Nushell 0.34

Nushell, or Nu for short, is a new shell that takes a modern, structured approach to your commandline. It works seamlessly with the data from your filesystem, operating system, and a growing number of file formats to make it easy to build powerful commandline pipelines.

Today, we're releasing 0.34 of Nu. This release is the first to support dataframes and also includes a set of usability improvements.

Where to get it

Nu 0.34 is available as pre-built binariesopen in new window or from crates.ioopen in new window. If you have Rust installed you can install it using cargo install nu.

If you want all the goodies, you can install cargo install nu --features=extra.

If you'd like to try the experimental paging feature in this release, you can install with cargo install nu --features=table-pager.

As part of this release, we also publish a set of plugins you can install and use with Nu. To install, use cargo install nu_plugin_<plugin name>.

What's New

Dataframes (elferherrera)

With 0.34, we've introduced a new family of commands to work with dataframes. Dataframes are an efficient way of working with large datasets by storing data as columns and offering a set of operations over them.

To create a dataframe, you can use the dataframe open command and pass it a source file to load. This command currently supports CSV and parquet files.

> let df = (dataframe open .\Data7602DescendingYearOrder.csv)

Once loaded, there are a variety of commands you can use to interact with the dataframe (you can get the full list with dataframe --help). For example, to see the first few rows of the dataframe we just loaded, we can use dataframe first:

> $df | dataframe first

 # │ anzsic06 │  Area   │ year │ geo_count │ ec_count
 0 │ A        │ A100100 │ 2000 │        96 │      130
 1 │ A        │ A100200 │ 2000 │       198 │      110
 2 │ A        │ A100300 │ 2000 │        42 │       25
 3 │ A        │ A100400 │ 2000 │        66 │       40
 4 │ A        │ A100500 │ 2000 │        63 │       40
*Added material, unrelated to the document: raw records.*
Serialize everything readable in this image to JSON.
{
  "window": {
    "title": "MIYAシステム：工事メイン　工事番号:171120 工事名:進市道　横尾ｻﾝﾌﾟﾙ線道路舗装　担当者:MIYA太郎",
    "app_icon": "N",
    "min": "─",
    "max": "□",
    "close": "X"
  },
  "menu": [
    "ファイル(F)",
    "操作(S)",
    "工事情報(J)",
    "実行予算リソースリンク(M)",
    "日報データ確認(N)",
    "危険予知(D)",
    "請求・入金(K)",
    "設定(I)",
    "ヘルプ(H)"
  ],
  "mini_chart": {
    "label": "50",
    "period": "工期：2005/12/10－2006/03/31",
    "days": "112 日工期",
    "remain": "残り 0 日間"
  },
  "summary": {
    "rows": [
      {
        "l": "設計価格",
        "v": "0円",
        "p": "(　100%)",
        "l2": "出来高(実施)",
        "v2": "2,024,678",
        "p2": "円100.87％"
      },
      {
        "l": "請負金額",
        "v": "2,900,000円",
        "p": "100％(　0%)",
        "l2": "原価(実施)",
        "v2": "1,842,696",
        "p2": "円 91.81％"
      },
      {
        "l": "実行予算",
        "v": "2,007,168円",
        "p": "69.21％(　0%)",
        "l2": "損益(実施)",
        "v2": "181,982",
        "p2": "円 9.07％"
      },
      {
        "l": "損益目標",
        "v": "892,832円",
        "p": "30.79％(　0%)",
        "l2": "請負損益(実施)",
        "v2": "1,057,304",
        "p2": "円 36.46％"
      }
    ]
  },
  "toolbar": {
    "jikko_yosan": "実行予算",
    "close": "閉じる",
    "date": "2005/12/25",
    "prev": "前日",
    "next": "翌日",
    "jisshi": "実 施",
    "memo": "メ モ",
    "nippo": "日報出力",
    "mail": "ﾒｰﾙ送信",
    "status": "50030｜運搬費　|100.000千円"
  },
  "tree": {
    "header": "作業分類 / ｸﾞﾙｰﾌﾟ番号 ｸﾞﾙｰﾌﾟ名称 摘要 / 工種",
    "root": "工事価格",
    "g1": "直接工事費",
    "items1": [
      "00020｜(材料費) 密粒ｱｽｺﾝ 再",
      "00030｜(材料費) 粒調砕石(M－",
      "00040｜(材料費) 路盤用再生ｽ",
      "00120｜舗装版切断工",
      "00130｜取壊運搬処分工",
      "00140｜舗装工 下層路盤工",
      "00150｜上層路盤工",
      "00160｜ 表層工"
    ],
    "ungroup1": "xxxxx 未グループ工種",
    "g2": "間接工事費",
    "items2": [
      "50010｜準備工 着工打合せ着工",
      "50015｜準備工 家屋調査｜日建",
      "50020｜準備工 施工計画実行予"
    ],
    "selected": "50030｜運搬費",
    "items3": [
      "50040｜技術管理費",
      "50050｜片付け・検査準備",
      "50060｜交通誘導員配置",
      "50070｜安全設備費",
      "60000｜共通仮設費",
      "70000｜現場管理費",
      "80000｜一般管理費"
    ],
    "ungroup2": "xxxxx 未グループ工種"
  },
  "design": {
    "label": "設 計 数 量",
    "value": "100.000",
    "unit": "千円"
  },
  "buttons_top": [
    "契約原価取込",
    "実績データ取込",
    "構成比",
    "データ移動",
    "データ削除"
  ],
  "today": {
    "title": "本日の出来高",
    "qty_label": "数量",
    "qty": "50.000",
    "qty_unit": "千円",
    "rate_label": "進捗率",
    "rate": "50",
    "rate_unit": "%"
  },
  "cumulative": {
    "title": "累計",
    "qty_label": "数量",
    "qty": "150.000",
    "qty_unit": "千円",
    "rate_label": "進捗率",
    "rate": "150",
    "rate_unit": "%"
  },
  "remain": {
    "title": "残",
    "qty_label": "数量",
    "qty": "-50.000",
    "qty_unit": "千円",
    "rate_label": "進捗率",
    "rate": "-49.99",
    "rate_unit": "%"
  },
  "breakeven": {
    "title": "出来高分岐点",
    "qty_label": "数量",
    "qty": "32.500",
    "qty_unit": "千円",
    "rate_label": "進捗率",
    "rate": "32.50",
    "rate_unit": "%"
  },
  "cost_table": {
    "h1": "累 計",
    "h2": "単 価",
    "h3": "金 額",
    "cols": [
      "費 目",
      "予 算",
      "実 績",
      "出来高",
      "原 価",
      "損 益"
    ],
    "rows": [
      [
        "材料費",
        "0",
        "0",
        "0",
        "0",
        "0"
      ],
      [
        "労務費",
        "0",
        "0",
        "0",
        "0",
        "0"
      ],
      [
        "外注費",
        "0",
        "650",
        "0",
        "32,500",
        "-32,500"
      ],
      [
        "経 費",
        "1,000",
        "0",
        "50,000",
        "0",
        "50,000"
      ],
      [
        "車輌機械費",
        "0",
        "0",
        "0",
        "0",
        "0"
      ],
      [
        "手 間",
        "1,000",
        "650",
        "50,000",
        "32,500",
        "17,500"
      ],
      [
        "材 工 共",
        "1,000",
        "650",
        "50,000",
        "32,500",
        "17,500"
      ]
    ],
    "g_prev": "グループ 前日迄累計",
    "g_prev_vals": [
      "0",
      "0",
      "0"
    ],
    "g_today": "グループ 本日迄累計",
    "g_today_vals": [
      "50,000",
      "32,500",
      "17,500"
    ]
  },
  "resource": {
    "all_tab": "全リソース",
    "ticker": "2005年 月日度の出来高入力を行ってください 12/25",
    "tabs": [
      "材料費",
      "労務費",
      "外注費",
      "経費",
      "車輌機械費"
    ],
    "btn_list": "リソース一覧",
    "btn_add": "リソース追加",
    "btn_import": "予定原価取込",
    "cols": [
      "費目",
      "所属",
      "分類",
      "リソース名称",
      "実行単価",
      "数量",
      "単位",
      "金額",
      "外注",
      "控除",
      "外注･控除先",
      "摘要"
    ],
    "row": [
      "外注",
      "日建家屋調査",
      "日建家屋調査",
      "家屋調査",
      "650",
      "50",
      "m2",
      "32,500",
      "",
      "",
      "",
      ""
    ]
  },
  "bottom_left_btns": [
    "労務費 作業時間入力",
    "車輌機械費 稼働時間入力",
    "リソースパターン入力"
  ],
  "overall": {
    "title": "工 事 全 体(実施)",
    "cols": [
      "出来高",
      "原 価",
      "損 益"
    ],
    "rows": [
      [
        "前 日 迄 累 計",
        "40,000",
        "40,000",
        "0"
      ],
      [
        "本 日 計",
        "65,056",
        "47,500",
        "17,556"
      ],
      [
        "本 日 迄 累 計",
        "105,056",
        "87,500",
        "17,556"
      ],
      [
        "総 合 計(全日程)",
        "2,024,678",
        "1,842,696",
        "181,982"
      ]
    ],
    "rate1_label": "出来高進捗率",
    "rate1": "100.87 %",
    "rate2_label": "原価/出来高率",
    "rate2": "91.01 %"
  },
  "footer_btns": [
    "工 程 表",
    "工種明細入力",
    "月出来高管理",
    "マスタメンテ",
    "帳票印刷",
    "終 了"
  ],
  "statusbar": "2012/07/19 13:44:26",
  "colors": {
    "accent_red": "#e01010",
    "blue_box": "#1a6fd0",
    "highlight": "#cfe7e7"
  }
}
Where dataframes really shine is their performance.

For example, the above dataset is 5 columns and ~5.5 million rows of data. We're able to process group it by the year column, sum the results, and display it to the user in 557ms:

let df = (dataframe open Data7602DescendingYearOrder.csv)
let res = ($df | dataframe group-by year | dataframe aggregate sum | dataframe select geo_count)
> benchmark {source}

 # │     real time
 0 │ 557ms 658us 500ns

By comparison, here's the same example in pandas:

import pandas as pd

df = pd.read_csv("Data7602DescendingYearOrder.csv")
res = df.groupby("year")["geo_count"].sum()
> benchmark {python .\}

 # │       real time
 0 │ 1sec 966ms 954us 800ns

System Details: The benchmarks presented in this section were run using a machine with a processor Intel(R) Core(TM) i7-10710U (CPU @1.10GHz 1.61 GHz) and 16 gb of RAM.

While these results are still early, we're excited to see what can be possible using Nushell for processing large datasets.

You can learn more about dataframes, including many examples and a much more in-depth explanation, by reading the new dataframes chapter of the Nushell bookopen in new window.

Note: while all the dataframe functionality is currently grouped behind the dataframe top-level command, we hope to extend support for dataframes to other common Nushell commands.

Improved multiline support (sophiajt)

We've extended multiline expression support to more areas. Now, you can span tables over multiple lines more naturally:

  [name, value];
  [foo, 2]
  [bar, 7]

Subexpression now also span multiple lines. Everything inside of the parentheses are treated as if they were written together:

(echo foo
| str length)

This also gives you a way to split up commands that have many arguments over multiple lines:

(echo foo

Multiple shorthand environment vars (sophiajt)

A long-time shortcoming is now fixed in 0.34. You can now pass multiple environment shorthands to the same command:

> FOO=bar BAR=baz $nu.env.FOO + $nu.env.BAR

Variable completions (andrasio)

In addition to steadily improving the completion engine, we've started adding support for completions for built-in variables.

You can now write $nu.<TAB> to complete into the built-in $nu variable, including completions for $nu.env.S<TAB> for completing into environment variables.

Other variables that are in scope can also have their names completed.

New commands

Additional improvements

Looking ahead

Work on reedlineopen in new window has steadily grown in the background, and is now nearing the time where we will explore integrating it into Nushell as Nushell's line editor.

We're also working on a number of parser and engine improvementsopen in new window which we hope will make their way into future version of Nushell.

Dataframe support continues to grow, and we're continuing to collaborate with projects that this builds on to ensure we are using the best techniques possible. There's a lot of potential here not only in terms of using dataframes, but where the Apache Arrow support might allow us to grow additional functionality in the future.